WHAT TO PRODUCE
Go through the data below. List every line that holds the word "icon".
- - - - -
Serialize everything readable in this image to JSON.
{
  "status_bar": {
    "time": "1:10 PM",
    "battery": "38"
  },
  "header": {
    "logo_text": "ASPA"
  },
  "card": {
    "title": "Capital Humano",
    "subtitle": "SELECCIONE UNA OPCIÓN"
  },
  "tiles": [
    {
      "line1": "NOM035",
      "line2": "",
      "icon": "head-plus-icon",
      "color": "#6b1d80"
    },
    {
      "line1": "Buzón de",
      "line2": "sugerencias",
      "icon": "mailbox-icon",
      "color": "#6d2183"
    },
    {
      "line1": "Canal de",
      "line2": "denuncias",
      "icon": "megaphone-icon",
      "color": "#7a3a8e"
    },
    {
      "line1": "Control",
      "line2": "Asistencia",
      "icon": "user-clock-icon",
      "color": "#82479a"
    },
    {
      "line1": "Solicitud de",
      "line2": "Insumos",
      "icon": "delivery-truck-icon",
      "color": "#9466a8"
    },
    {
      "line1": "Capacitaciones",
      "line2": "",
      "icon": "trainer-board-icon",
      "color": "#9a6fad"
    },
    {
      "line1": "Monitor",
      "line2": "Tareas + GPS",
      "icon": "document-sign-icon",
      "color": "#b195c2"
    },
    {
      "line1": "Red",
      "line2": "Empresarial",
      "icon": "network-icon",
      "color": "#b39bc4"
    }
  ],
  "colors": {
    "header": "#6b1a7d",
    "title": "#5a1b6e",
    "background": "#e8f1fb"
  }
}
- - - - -
YOUR SOLUTION
      "icon": "head-plus-icon",
      "icon": "mailbox-icon",
      "icon": "megaphone-icon",
      "icon": "user-clock-icon",
      "icon": "delivery-truck-icon",
      "icon": "trainer-board-icon",
      "icon": "document-sign-icon",
      "icon": "network-icon",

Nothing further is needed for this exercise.